Benedict on Feasts

Eddie O’Neill recommends Images of Hope: Meditations on Major Feasts by Cardinal Joseph Ratzinger


Meditations on Major Feasts

by Cardinal Joseph Ratzinger

Ignatius Press, 2006

108 pages, $14.95

To order:


With Pope Benedict XVI’s visit to the United States just six weeks away, the Register will be looking at some of the works of Cardinal Joseph Ratzinger/Benedict XVI and books written about him.

Reading his original works or volumes that interpret his themes is good preparation to receive the message he will bring to Americans in mid-April.

In Images of Hope, Meditations on Major Feasts, Cardinal Ratzinger reflects on the liturgical year through the images of sacred art, literature and Scripture.

The book came about because Bavarian Radio had for years asked the German cardinal, when he was prefect of the Congregation of the Doctrine of the Faith, to give meditations on major holy days. First written in German in 1997 (Ignatius Press published an English edition in 2006), the book’s 13 short chapters read like a personal spiritual diary. Each meditation has a depth that could only come from years of prayer and contemplation on the themes of the liturgical year.

The future Pope writes eloquently on the great Church celebrations of Christmas, Easter and Pentecost. As well, he meditates upon the lives of various saints and even some Old Testament themes.

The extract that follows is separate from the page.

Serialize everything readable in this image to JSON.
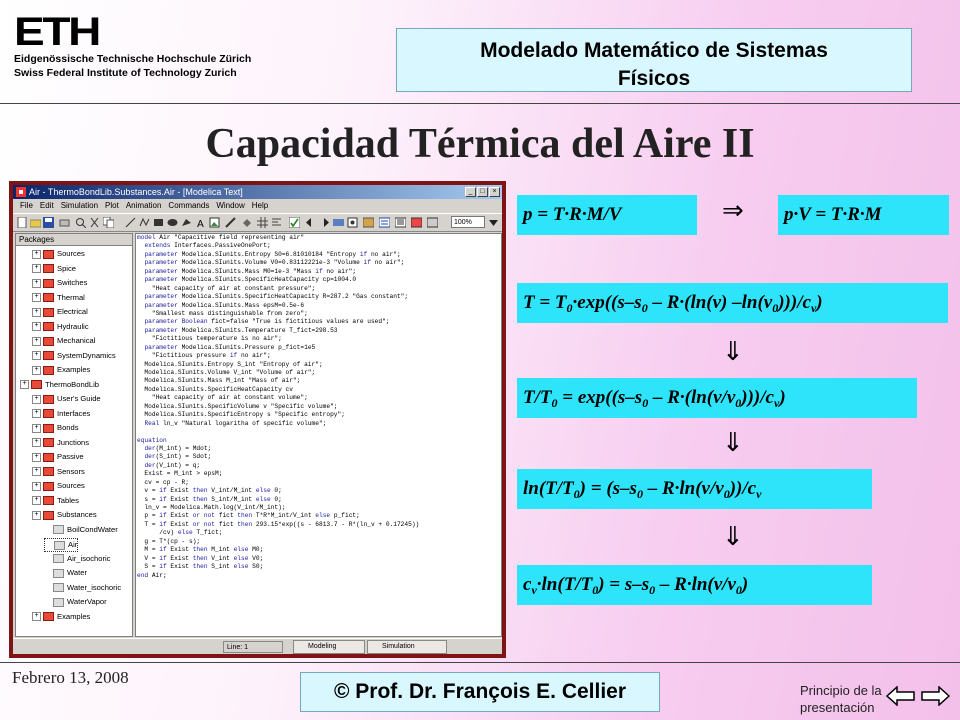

For instance in his reflection on Easter, Cardinal Ratzinger draws from the wisdom of the Church Fathers. According to the cardinal, it was the Fathers who saw a parallel between Jesus as the Paschal Lamb and the story of the sacrifice of Isaac. Just as Isaac is led up the mountain and bound to be sacrificed by his father, so too Jesus is “the lamb who allowed himself to be caught, bound and slain.”

However, as Cardinal Ratzinger continues, “He (Jesus) is also Isaac who looked into heaven. Where Isaac saw only signs and symbols, Jesus actually entered heaven, and since that time the barrier between God and man is broken down.”

Each chapter is full of these types of inspirational moments — moments, like those of a well crafted homily that leave you pondering a religious theme or image for quite some time, that stop you in your tracks saying, “I’ve never thought of this like that before.”

Cardinal Ratzinger’s style is deep and at times quite theological. This is not light reading. However his reflective style is not spiritual writing just for the sake of sounding intellectual. In fact, for the most part he keeps his meditations practical.

For example, in his chapter on the feast of the Ascension, the cardinal writes, “The Ascension allowed the disciples to become glad. They knew they were the blessed ones. The Church would also like to instill this knowledge in us in the 40 days after Easter. The Church would like it not to become for us only a knowing of the intellect but rather a knowing of the heart, in order that great joy might also overtake us that could no longer be taken away from the disciples.”

Full of profound meditations to sit and pray over, Images of Hope would be a great book to bring to a holy hour. Whether it is Cardinal Ratzinger’s poetic descriptions of the images of Christmas or his magnificent narrative of the Holy Spirit as the icon of the Church, it is spiritual writing at its finest.

Eddie O’Neill writes from

Green Bay, Wisconsin.